• Exercise aim
Find every line containing the word "that" in the records below; report only how many there are.

[Page and application data records]
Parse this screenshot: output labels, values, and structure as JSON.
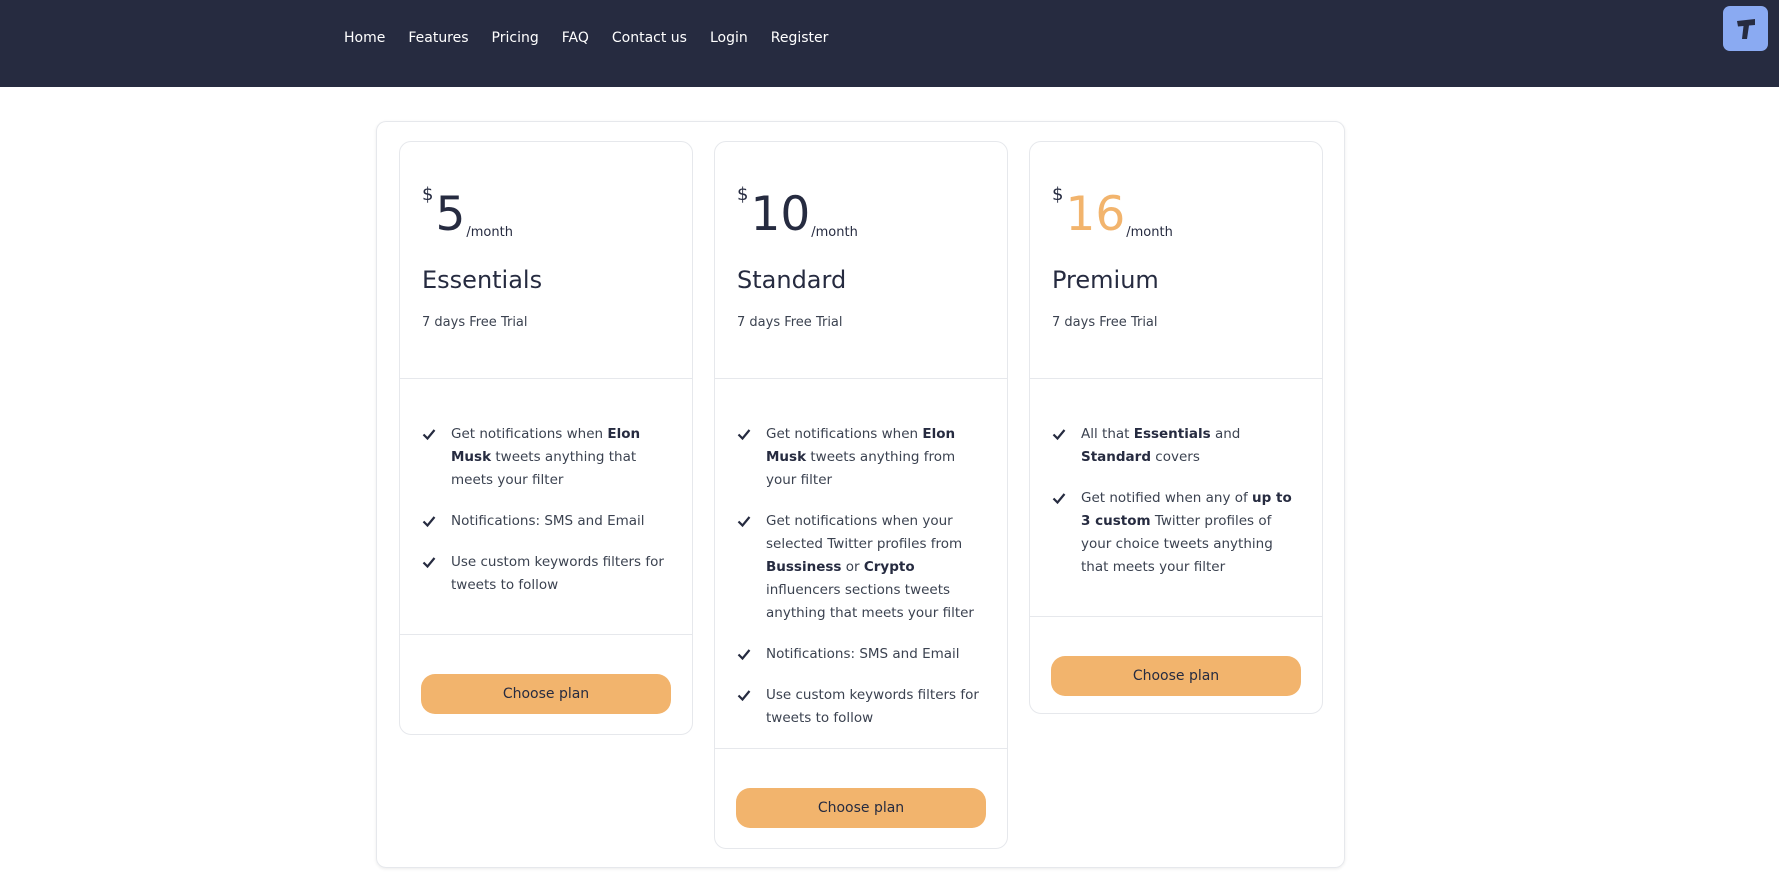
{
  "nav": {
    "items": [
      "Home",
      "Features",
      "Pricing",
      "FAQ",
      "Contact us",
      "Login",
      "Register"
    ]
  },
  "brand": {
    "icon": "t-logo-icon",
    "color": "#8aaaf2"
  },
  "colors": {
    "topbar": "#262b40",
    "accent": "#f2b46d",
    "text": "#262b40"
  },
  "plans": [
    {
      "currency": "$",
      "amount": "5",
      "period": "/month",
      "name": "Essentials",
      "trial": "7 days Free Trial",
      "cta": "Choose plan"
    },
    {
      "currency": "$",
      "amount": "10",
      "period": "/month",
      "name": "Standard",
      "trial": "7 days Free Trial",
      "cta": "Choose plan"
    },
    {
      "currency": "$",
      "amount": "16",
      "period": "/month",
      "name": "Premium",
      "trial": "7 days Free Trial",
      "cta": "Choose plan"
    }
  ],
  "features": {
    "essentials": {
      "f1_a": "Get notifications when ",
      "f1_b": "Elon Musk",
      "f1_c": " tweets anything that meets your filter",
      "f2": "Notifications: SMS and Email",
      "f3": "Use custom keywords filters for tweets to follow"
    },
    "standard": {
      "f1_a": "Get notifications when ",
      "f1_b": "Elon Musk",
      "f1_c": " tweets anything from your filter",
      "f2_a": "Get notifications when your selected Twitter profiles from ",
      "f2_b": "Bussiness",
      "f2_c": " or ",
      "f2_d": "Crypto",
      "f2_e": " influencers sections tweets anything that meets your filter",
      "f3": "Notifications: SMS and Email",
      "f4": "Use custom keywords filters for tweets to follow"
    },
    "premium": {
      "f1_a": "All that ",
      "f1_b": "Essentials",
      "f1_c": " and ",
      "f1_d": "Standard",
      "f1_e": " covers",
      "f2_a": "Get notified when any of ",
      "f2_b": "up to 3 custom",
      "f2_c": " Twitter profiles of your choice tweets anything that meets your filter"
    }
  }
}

• Response area
4